Component data from apps and pages:
--------------------------------------------------

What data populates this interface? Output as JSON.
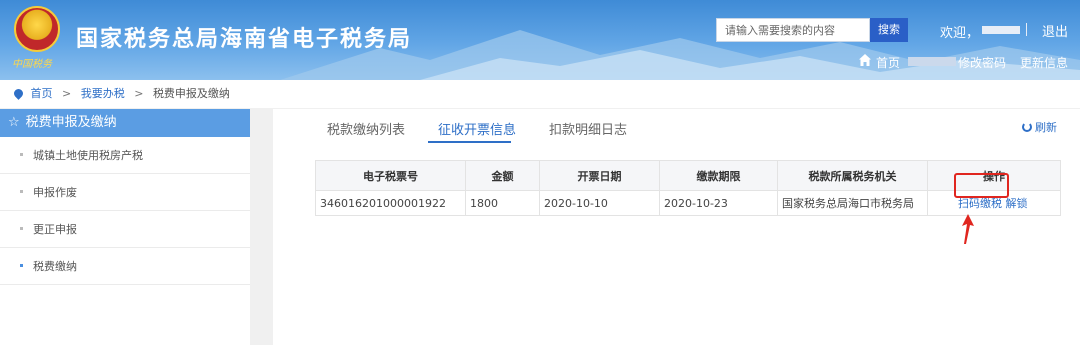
{
  "header": {
    "site_title": "国家税务总局海南省电子税务局",
    "emblem_caption": "中国税务",
    "search": {
      "placeholder": "请输入需要搜索的内容",
      "button_label": "搜索"
    },
    "welcome": "欢迎，",
    "logout": "退出",
    "home": "首页",
    "change_password": "修改密码",
    "update_info": "更新信息"
  },
  "breadcrumb": {
    "items": [
      "首页",
      "我要办税",
      "税费申报及缴纳"
    ],
    "separator": ">"
  },
  "sidebar": {
    "title": "税费申报及缴纳",
    "items": [
      {
        "label": "城镇土地使用税房产税"
      },
      {
        "label": "申报作废"
      },
      {
        "label": "更正申报"
      },
      {
        "label": "税费缴纳",
        "active": true
      }
    ]
  },
  "main": {
    "tabs": [
      {
        "label": "税款缴纳列表"
      },
      {
        "label": "征收开票信息",
        "active": true
      },
      {
        "label": "扣款明细日志"
      }
    ],
    "refresh_label": "刷新",
    "table": {
      "columns": [
        "电子税票号",
        "金额",
        "开票日期",
        "缴款期限",
        "税款所属税务机关",
        "操作"
      ],
      "rows": [
        {
          "ticket_no": "346016201000001922",
          "amount": "1800",
          "issue_date": "2020-10-10",
          "due_date": "2020-10-23",
          "tax_office": "国家税务总局海口市税务局",
          "actions": [
            "扫码缴税",
            "解锁"
          ]
        }
      ]
    }
  },
  "colors": {
    "header_blue": "#4a92dc",
    "link_blue": "#2e6fc7",
    "sidebar_head": "#5b9de3",
    "highlight_red": "#e0261f"
  }
}
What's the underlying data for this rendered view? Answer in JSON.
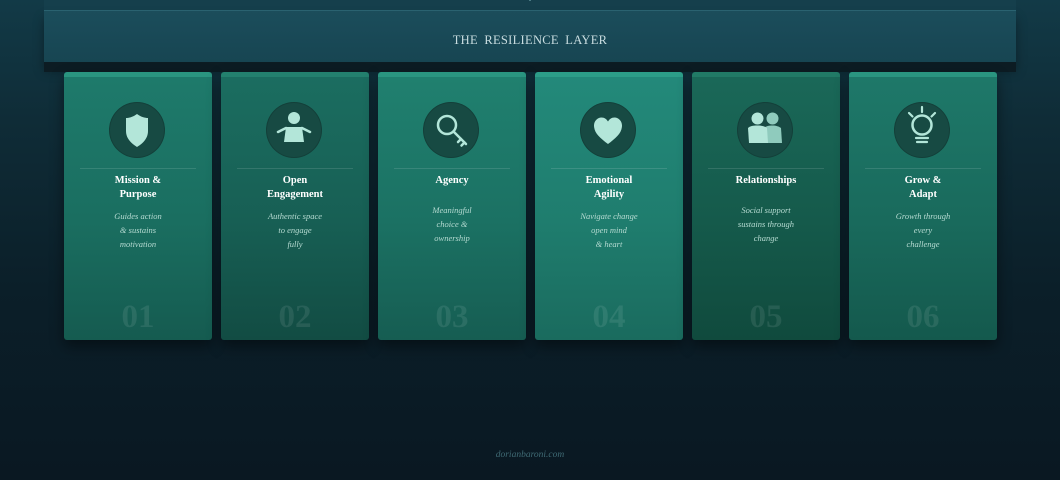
{
  "header": {
    "title": "THE  RESILIENCE  LAYER"
  },
  "colors": {
    "icon_fill": "#b3e6d9",
    "icon_circle": "#174a43",
    "accent": "#2a9580"
  },
  "cards": [
    {
      "icon": "shield-icon",
      "title_lines": [
        "Mission &",
        "Purpose"
      ],
      "desc_lines": [
        "Guides action",
        "& sustains",
        "motivation"
      ],
      "number": "01"
    },
    {
      "icon": "person-open-arms-icon",
      "title_lines": [
        "Open",
        "Engagement"
      ],
      "desc_lines": [
        "Authentic space",
        "to engage",
        "fully"
      ],
      "number": "02"
    },
    {
      "icon": "key-icon",
      "title_lines": [
        "Agency"
      ],
      "desc_lines": [
        "Meaningful",
        "choice &",
        "ownership"
      ],
      "number": "03"
    },
    {
      "icon": "heart-icon",
      "title_lines": [
        "Emotional",
        "Agility"
      ],
      "desc_lines": [
        "Navigate change",
        "open mind",
        "& heart"
      ],
      "number": "04"
    },
    {
      "icon": "people-icon",
      "title_lines": [
        "Relationships"
      ],
      "desc_lines": [
        "Social support",
        "sustains through",
        "change"
      ],
      "number": "05"
    },
    {
      "icon": "lightbulb-icon",
      "title_lines": [
        "Grow &",
        "Adapt"
      ],
      "desc_lines": [
        "Growth through",
        "every",
        "challenge"
      ],
      "number": "06"
    }
  ],
  "footer": {
    "credit": "dorianbaroni.com"
  }
}
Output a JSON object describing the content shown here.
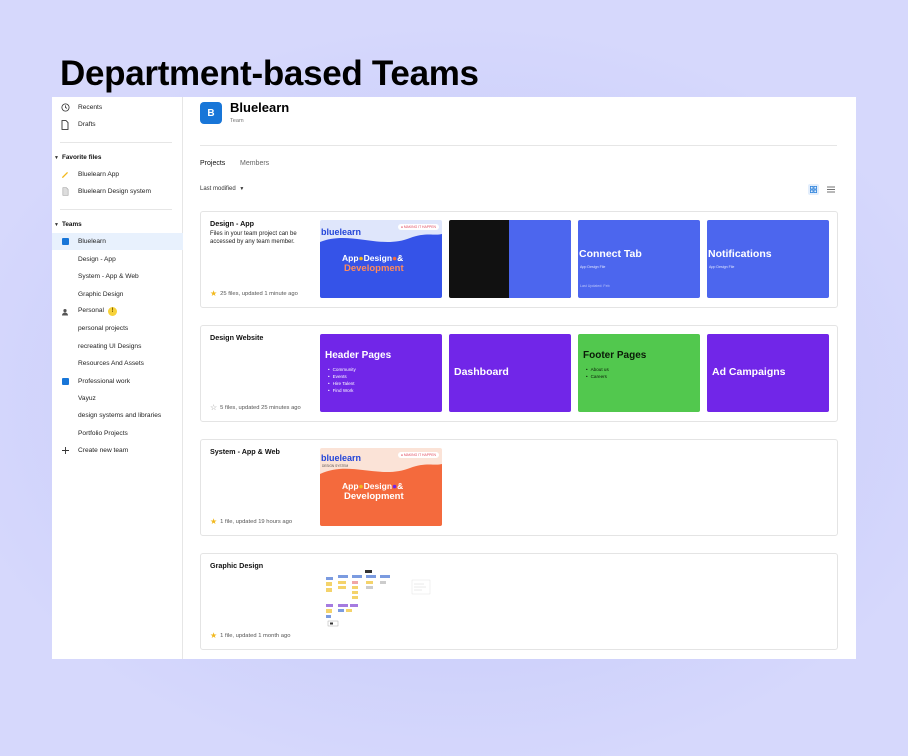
{
  "headline": "Department-based Teams",
  "sidebar": {
    "top_items": [
      {
        "label": "Recents",
        "icon": "clock-icon"
      },
      {
        "label": "Drafts",
        "icon": "file-icon"
      }
    ],
    "favorites_header": "Favorite files",
    "favorites": [
      {
        "label": "Bluelearn App",
        "icon": "pen-icon"
      },
      {
        "label": "Bluelearn Design system",
        "icon": "file-icon"
      }
    ],
    "teams_header": "Teams",
    "teams": [
      {
        "label": "Bluelearn",
        "icon": "team-square-icon",
        "active": true
      },
      {
        "label": "Design - App"
      },
      {
        "label": "System - App & Web"
      },
      {
        "label": "Graphic Design"
      },
      {
        "label": "Personal",
        "icon": "person-icon",
        "badge": "!"
      },
      {
        "label": "personal projects"
      },
      {
        "label": "recreating UI Designs"
      },
      {
        "label": "Resources And Assets"
      },
      {
        "label": "Professional work",
        "icon": "team-square-icon"
      },
      {
        "label": "Vayuz"
      },
      {
        "label": "design systems and libraries"
      },
      {
        "label": "Portfolio Projects"
      },
      {
        "label": "Create new team",
        "icon": "plus-icon"
      }
    ]
  },
  "header": {
    "logo_letter": "B",
    "team_name": "Bluelearn",
    "team_sub": "Team"
  },
  "tabs": [
    "Projects",
    "Members"
  ],
  "sort_label": "Last modified",
  "projects": [
    {
      "title": "Design - App",
      "description": "Files in your team project can be accessed by any team member.",
      "meta": "25 files, updated 1 minute ago",
      "starred": true,
      "thumbs": [
        {
          "kind": "app",
          "line1": "bluelearn",
          "tag": "MAKING IT HAPPEN",
          "line2": "App",
          "line3": "Design",
          "line4": "&",
          "line5": "Development"
        },
        {
          "kind": "split"
        },
        {
          "kind": "blue",
          "title": "Connect Tab",
          "small": "App Design File",
          "small2": "Last Updated: Feb"
        },
        {
          "kind": "blue",
          "title": "Notifications",
          "small": "App Design File"
        }
      ]
    },
    {
      "title": "Design Website",
      "description": "",
      "meta": "5 files, updated 25 minutes ago",
      "starred": false,
      "thumbs": [
        {
          "kind": "purple-list",
          "title": "Header Pages",
          "items": [
            "Community",
            "Events",
            "Hire Talent",
            "Find Work"
          ]
        },
        {
          "kind": "purple",
          "title": "Dashboard"
        },
        {
          "kind": "green-list",
          "title": "Footer Pages",
          "items": [
            "About us",
            "Careers"
          ]
        },
        {
          "kind": "purple",
          "title": "Ad Campaigns"
        }
      ]
    },
    {
      "title": "System - App & Web",
      "description": "",
      "meta": "1 file, updated 19 hours ago",
      "starred": true,
      "thumbs": [
        {
          "kind": "orange",
          "line1": "bluelearn",
          "sub": "DESIGN SYSTEM",
          "tag": "MAKING IT HAPPEN",
          "line2": "App",
          "line3": "Design",
          "line4": "&",
          "line5": "Development"
        }
      ]
    },
    {
      "title": "Graphic Design",
      "description": "",
      "meta": "1 file, updated 1 month ago",
      "starred": true,
      "thumbs": [
        {
          "kind": "sketch"
        }
      ]
    }
  ],
  "colors": {
    "accent": "#1876d8",
    "thumb_blue": "#4c66ee",
    "thumb_purple": "#7126e8",
    "thumb_green": "#52c84e",
    "thumb_orange": "#f46a3d"
  }
}
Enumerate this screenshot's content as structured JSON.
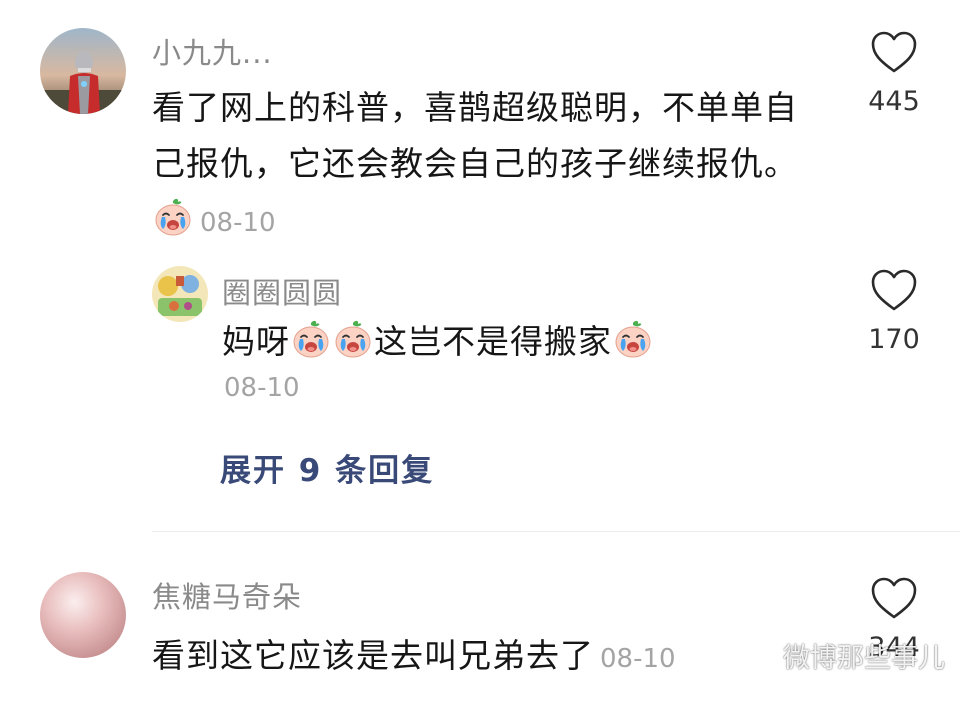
{
  "comments": [
    {
      "username": "小九九...",
      "text": "看了网上的科普，喜鹊超级聪明，不单单自己报仇，它还会教会自己的孩子继续报仇。",
      "date": "08-10",
      "likes": "445",
      "avatar": "avatar-ultraman"
    },
    {
      "username": "圈圈圆圆",
      "text_parts": [
        "妈呀",
        "这岂不是得搬家"
      ],
      "date": "08-10",
      "likes": "170",
      "avatar": "avatar-cartoon"
    },
    {
      "username": "焦糖马奇朵",
      "text": "看到这它应该是去叫兄弟去了",
      "date": "08-10",
      "likes": "344",
      "avatar": "avatar-pink-sphere"
    }
  ],
  "expand_replies": "展开 9 条回复",
  "watermark": "微博那些事儿",
  "icons": {
    "like": "heart-outline-icon",
    "emoji": "crying-face-icon",
    "watermark": "wechat-icon"
  },
  "colors": {
    "username": "#8a8a8a",
    "date": "#a4a4a4",
    "expand": "#3a4a78",
    "text": "#161616"
  }
}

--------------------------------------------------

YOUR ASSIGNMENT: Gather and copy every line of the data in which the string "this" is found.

THE COMPLETED TASK:
What data populates this interface? Output as JSON.
What's the underlying data for this rendered view? Answer in JSON.
Enumerate this screenshot's content as structured JSON.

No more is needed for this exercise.